Up until recently, she did not anticipate Roe being overturned, until a Texas abortion law that seeks to ban abortions after six weeks of pregnancy, essentially prohibiting the procedure altogether, was enacted. Tracy notes that "the slowness in reacting to Texas really alarmed me." 

Currently, the Women's Law Project is gearing up for a court battle over Pennsylvania's Medicaid abortion ban. 

The Commonwealth Court struck down a challenge made by abortion providers across Pennsylvania who say that banning abortion for those seeking coverage under the state's Medicaid plan is a violation of the Pennsylvania Constitution's equal protections provisions. 

The court ruled against the abortion providers, saying that they could not challenge restrictions on behalf of their patients, and that those who are pregnant would have to challenge the abortion restrictions themselves.

The case was appealed to the Pennsylvania Supreme Court, where opening statements began on Oct. 13. 

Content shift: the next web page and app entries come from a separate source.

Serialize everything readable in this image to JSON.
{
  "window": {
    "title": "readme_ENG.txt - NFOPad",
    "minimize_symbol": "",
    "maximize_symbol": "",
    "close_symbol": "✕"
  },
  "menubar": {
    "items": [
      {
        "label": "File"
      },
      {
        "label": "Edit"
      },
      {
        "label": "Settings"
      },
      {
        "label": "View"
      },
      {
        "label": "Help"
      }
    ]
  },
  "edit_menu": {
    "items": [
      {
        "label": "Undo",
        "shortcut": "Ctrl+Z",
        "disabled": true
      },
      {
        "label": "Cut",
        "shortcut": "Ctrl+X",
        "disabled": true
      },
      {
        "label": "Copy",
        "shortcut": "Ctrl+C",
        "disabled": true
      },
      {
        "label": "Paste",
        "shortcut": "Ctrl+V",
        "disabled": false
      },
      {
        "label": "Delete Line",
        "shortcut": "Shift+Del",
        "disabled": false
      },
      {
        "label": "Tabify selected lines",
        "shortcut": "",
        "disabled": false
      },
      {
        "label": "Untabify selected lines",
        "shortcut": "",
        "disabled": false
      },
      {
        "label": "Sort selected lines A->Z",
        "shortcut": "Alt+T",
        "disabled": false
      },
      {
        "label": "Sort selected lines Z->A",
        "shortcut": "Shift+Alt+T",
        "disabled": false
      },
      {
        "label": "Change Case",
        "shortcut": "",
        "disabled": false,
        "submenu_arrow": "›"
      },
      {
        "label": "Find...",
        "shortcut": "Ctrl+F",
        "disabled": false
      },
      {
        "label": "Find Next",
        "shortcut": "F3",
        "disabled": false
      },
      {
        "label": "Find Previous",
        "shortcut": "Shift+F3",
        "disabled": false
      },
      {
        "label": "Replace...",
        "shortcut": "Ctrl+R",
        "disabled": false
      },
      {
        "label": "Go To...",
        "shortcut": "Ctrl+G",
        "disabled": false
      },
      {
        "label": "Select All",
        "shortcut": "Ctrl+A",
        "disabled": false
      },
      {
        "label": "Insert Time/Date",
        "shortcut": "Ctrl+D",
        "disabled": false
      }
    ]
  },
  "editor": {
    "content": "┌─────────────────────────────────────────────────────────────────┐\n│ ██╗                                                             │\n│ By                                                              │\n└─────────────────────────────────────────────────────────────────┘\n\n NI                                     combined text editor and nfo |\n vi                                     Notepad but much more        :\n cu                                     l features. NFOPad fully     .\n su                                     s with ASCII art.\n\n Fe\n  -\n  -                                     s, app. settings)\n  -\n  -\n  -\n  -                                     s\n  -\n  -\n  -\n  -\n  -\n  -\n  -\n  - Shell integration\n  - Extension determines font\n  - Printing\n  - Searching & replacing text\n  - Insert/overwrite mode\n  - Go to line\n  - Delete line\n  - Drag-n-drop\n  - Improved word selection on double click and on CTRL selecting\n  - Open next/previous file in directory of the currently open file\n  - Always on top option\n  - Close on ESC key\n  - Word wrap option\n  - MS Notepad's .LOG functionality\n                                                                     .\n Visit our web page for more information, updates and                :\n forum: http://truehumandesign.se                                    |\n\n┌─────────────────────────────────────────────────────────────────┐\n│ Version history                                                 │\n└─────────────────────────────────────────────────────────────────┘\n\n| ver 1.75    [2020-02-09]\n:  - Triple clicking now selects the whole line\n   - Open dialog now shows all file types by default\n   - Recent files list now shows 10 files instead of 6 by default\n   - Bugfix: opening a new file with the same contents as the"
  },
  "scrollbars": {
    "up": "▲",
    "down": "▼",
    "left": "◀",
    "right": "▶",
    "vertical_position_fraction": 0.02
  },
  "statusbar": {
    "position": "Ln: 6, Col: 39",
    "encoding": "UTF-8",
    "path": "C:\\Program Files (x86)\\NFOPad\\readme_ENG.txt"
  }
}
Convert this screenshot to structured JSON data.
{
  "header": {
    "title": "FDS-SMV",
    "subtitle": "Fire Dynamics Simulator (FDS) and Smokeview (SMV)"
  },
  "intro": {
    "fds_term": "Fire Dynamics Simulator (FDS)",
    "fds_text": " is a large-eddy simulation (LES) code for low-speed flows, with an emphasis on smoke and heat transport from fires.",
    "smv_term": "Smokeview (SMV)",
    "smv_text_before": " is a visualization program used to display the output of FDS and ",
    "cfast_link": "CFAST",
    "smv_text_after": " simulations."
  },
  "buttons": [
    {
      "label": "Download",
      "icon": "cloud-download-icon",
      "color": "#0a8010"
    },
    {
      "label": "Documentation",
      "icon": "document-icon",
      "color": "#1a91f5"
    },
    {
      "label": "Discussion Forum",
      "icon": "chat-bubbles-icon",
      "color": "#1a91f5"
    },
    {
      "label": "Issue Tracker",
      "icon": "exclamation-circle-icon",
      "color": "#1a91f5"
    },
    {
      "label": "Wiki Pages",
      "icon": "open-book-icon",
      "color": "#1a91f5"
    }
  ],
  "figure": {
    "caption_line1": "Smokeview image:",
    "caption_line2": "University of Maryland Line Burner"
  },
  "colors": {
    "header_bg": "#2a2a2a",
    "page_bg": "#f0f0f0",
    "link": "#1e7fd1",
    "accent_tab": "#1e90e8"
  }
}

Outside of the Women's Law Project's fight over abortion, Tracey led the way for the rest of the country with the "Philadelphia Model" in 1999, which was born following a Philadelphia Inquirer investigation into the Philadelphia police department's handling of sex crimes throughout the city. 

As a central focus of the Women's Law Project's advocacy and legal efforts, Tracy led a panel investigating the department's work. 

The result? The department found that a number of rape and assault cases were labeled as "unfounded" and were subsequently reinvestigated, opening the doors to major reforms in how the city and others across the country investigate rape cases. 

The Women's Law Project, under Tracy's leadership, later campaigned alongside other critics to change the FBI definition of "rape", which went into effect in 2013. 

Tracy notes in her letter that the Women's Law Project will soon release details in their search for her successor, and that she would soon share her post-retirement plans with the public, telling the Inquirer on Thursday that she plans to spend time volunteering and getting involved in electoral work.